(Website and app data records)

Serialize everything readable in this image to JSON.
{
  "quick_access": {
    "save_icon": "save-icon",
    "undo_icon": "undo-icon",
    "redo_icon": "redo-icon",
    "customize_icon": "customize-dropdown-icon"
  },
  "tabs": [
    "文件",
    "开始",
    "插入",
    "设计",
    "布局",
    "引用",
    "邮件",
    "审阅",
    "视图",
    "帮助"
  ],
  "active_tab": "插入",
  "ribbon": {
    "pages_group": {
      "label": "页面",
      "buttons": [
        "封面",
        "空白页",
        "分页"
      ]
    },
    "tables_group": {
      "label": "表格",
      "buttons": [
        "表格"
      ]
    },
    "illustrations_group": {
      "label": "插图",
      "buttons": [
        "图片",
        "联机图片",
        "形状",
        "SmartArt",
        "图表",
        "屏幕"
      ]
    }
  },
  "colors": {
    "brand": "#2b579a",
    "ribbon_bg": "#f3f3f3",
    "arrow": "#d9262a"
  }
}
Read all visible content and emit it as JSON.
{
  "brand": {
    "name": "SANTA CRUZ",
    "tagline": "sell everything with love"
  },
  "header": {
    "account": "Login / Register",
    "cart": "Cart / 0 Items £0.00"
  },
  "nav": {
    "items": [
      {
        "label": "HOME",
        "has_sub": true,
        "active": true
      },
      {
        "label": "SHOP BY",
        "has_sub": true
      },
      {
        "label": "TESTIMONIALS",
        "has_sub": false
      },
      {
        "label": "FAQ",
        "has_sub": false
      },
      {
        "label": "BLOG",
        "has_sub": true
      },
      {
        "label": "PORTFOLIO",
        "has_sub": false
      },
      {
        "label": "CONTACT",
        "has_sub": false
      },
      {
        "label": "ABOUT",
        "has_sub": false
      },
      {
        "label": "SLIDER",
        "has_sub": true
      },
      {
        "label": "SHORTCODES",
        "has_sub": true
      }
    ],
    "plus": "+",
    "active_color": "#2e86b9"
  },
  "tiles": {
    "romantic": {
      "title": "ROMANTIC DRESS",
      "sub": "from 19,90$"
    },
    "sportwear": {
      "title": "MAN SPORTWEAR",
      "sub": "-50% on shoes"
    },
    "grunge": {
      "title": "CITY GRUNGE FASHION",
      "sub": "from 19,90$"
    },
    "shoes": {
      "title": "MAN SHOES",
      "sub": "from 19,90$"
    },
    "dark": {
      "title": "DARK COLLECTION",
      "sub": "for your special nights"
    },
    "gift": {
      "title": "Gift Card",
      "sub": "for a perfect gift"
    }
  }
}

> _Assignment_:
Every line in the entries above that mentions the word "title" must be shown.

> _Solved problem_:
      "title": "ROMANTIC DRESS",
      "title": "MAN SPORTWEAR",
      "title": "CITY GRUNGE FASHION",
      "title": "MAN SHOES",
      "title": "DARK COLLECTION",
      "title": "Gift Card",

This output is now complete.